**TASK BRIEF**. The result should be an exact copy of only the lines from the one holding "Transcribe this image's" through the last line of the data below, please, without pictures.

**DATA TO PROCESS**.
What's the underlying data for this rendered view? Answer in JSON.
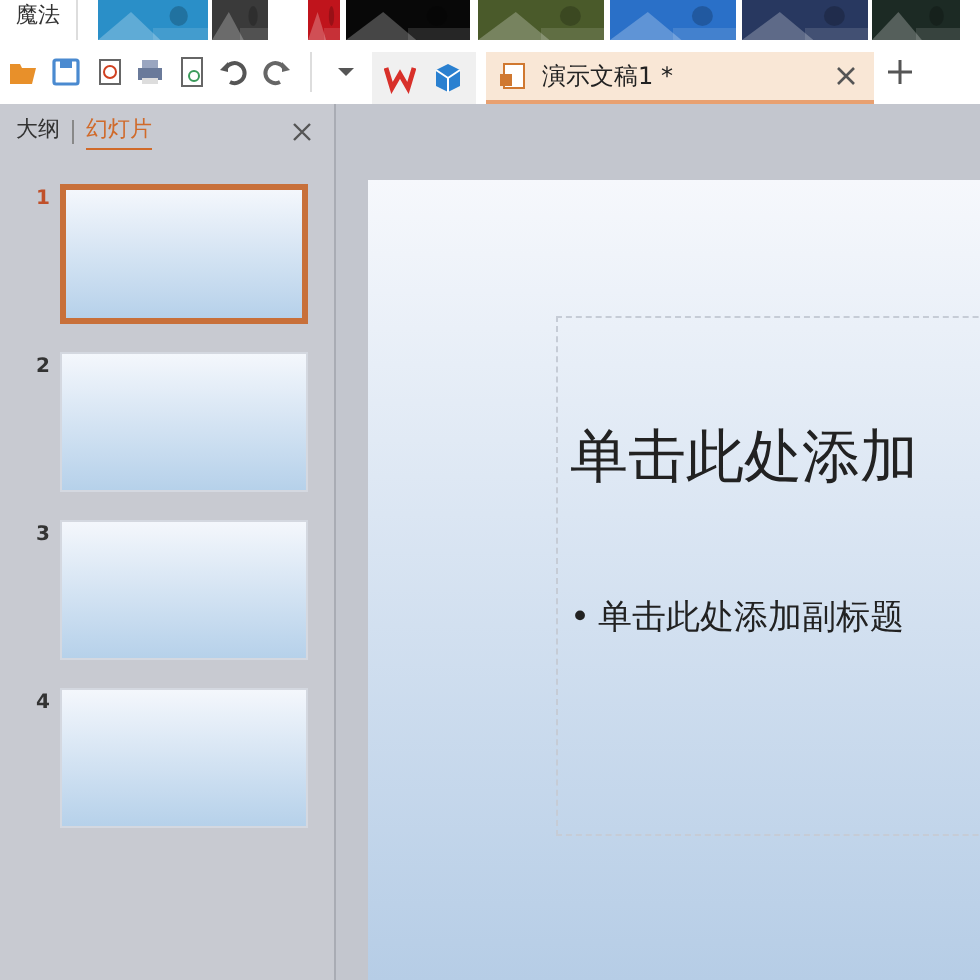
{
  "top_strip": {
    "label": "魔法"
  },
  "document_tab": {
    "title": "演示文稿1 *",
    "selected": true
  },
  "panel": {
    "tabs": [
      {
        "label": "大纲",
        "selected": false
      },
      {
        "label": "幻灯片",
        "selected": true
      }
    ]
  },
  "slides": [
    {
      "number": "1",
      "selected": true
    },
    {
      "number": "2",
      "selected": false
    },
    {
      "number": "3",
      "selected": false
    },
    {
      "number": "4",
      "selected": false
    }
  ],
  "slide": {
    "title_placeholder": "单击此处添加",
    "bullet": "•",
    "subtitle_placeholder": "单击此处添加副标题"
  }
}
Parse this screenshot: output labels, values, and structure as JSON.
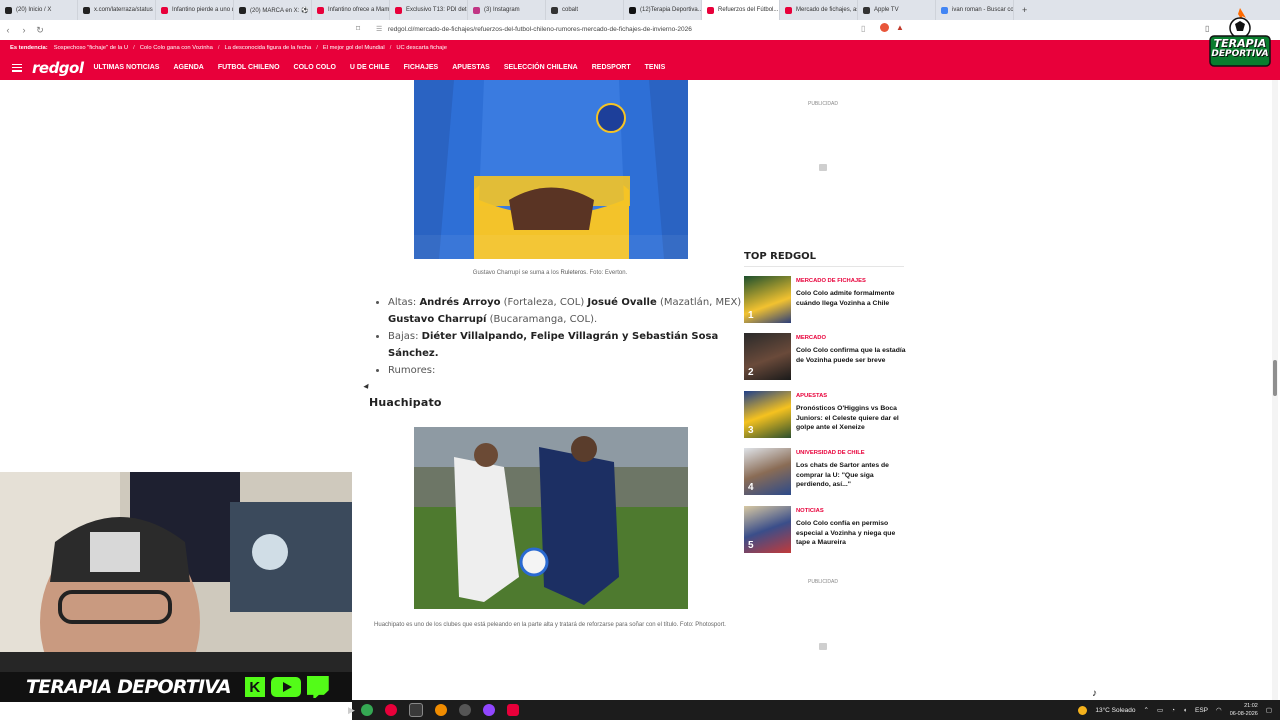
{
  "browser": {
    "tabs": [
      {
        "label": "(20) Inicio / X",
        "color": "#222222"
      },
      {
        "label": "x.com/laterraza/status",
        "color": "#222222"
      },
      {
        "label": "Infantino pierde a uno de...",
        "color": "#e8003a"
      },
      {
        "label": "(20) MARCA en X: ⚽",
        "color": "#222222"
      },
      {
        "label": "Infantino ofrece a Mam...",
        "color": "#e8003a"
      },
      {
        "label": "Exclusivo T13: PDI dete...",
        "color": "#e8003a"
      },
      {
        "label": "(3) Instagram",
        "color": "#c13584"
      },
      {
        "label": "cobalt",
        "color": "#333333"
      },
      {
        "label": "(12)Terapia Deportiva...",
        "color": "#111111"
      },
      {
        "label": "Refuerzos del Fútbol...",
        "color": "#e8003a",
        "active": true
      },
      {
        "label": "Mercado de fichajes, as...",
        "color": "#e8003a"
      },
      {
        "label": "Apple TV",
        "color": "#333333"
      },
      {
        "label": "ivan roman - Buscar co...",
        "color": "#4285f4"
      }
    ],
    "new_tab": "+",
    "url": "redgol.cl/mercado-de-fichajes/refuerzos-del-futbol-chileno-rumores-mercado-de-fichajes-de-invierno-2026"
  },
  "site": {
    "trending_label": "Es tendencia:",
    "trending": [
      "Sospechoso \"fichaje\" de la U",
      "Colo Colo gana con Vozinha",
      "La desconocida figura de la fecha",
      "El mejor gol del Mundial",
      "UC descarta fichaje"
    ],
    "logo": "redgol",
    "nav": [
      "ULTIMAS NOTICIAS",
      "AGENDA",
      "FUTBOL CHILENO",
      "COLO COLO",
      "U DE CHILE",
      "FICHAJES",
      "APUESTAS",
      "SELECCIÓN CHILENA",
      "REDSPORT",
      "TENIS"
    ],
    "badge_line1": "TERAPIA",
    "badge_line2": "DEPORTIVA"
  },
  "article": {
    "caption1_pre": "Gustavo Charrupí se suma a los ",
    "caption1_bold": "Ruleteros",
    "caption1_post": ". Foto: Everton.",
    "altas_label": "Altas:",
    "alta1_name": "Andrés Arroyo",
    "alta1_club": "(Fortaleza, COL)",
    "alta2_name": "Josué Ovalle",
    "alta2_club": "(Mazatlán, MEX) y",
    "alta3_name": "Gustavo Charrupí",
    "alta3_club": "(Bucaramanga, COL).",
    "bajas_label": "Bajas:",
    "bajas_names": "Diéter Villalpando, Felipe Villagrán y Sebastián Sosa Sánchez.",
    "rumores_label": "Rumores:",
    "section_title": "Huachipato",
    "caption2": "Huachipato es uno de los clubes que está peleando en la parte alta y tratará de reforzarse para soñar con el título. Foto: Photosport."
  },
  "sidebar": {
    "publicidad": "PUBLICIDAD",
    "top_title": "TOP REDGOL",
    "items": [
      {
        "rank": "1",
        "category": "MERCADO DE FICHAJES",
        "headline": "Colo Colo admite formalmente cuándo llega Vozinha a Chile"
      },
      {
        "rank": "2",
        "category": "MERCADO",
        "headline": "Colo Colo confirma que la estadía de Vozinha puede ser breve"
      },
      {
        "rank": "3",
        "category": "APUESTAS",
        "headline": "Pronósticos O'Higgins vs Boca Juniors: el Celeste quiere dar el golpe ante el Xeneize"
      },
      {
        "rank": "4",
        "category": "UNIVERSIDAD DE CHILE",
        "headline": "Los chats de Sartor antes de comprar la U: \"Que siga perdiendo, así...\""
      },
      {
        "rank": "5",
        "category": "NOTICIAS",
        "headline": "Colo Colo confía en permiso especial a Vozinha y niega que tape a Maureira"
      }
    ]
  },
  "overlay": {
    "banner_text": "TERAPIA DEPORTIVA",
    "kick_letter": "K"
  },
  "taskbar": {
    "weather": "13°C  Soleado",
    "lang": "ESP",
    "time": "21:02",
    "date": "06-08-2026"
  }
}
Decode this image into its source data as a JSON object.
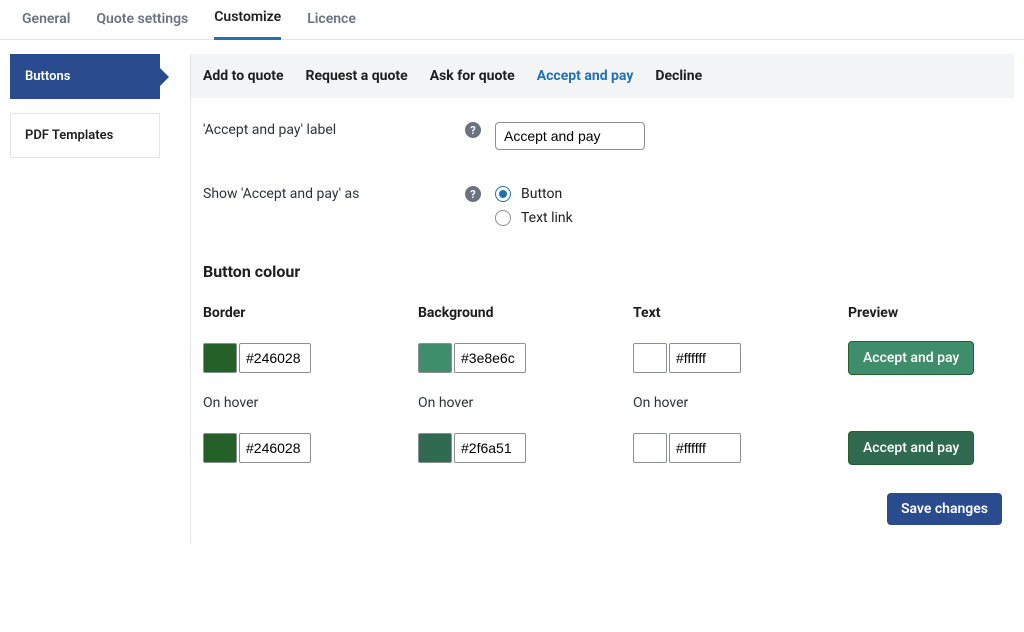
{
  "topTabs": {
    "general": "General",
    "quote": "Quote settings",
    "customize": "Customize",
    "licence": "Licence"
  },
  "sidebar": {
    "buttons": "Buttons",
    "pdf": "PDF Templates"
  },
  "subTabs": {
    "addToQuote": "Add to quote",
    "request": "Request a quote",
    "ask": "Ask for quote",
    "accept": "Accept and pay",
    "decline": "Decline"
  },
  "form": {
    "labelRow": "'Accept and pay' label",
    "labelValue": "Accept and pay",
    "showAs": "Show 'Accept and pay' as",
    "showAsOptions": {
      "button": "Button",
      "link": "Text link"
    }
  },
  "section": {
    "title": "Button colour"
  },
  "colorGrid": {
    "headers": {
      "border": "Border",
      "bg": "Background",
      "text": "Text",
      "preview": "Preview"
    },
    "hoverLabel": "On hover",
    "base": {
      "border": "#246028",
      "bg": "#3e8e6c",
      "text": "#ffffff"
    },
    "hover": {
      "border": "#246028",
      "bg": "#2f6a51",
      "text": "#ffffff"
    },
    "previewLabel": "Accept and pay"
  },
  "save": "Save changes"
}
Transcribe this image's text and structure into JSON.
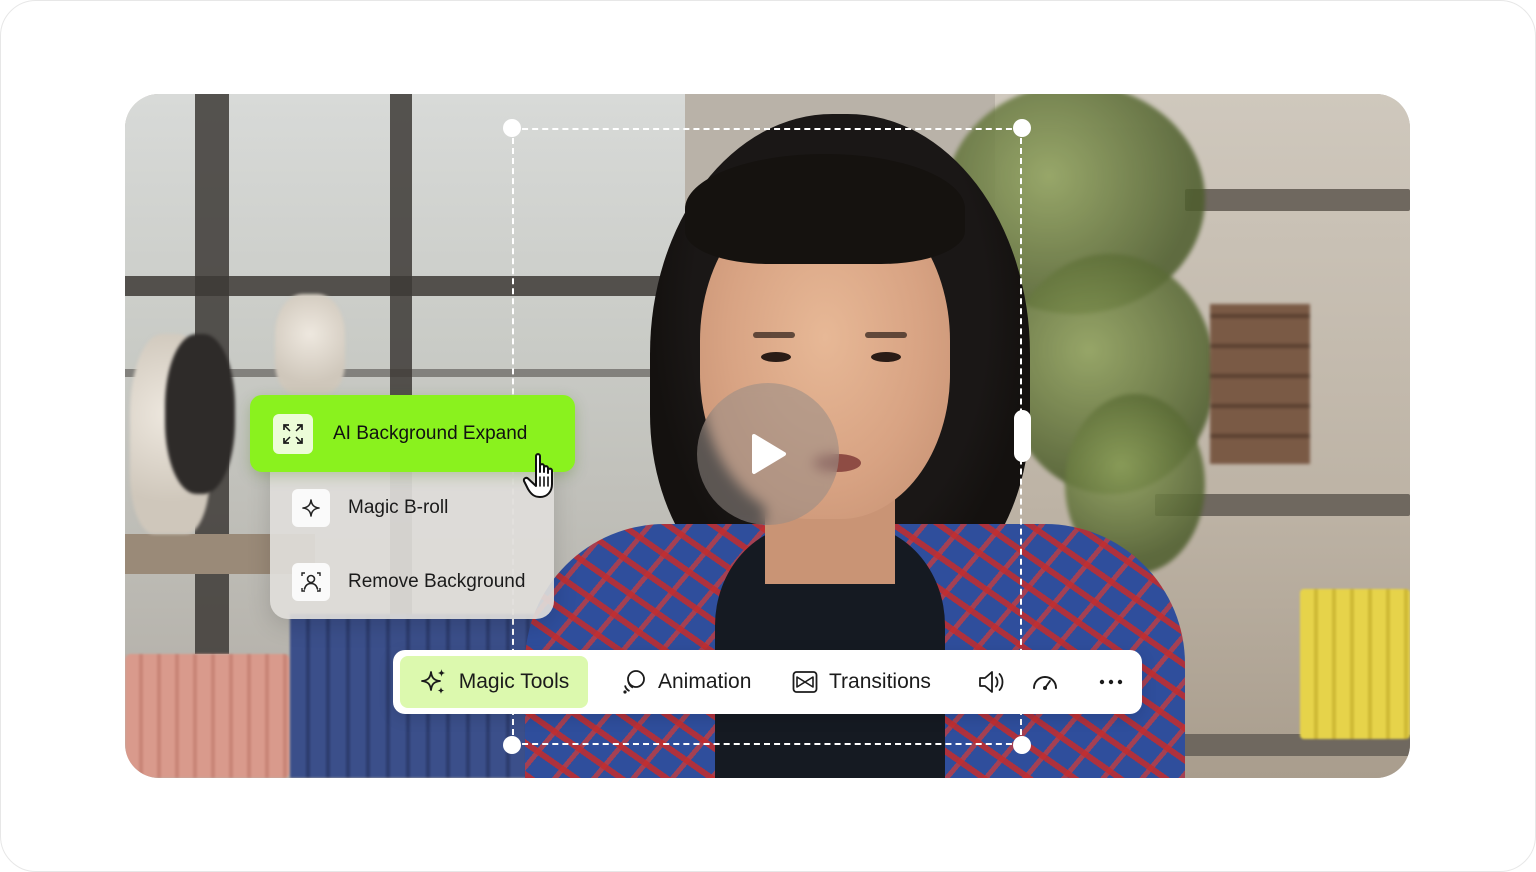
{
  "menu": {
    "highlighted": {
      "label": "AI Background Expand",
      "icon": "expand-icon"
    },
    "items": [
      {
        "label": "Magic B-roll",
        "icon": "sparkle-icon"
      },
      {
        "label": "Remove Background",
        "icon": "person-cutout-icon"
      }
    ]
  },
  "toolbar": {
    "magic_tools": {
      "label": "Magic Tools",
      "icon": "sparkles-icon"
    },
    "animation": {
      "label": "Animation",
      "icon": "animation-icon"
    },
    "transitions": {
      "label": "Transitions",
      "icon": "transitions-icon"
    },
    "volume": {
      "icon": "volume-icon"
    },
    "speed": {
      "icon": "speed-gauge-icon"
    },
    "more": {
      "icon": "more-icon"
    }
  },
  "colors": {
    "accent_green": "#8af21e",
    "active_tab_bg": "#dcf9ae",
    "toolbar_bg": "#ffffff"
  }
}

**TASK OUTPUT**.
Transcribe this image's text and structure into JSON.
{
  "menu": {
    "highlighted": {
      "label": "AI Background Expand",
      "icon": "expand-icon"
    },
    "items": [
      {
        "label": "Magic B-roll",
        "icon": "sparkle-icon"
      },
      {
        "label": "Remove Background",
        "icon": "person-cutout-icon"
      }
    ]
  },
  "toolbar": {
    "magic_tools": {
      "label": "Magic Tools",
      "icon": "sparkles-icon"
    },
    "animation": {
      "label": "Animation",
      "icon": "animation-icon"
    },
    "transitions": {
      "label": "Transitions",
      "icon": "transitions-icon"
    },
    "volume": {
      "icon": "volume-icon"
    },
    "speed": {
      "icon": "speed-gauge-icon"
    },
    "more": {
      "icon": "more-icon"
    }
  },
  "colors": {
    "accent_green": "#8af21e",
    "active_tab_bg": "#dcf9ae",
    "toolbar_bg": "#ffffff"
  }
}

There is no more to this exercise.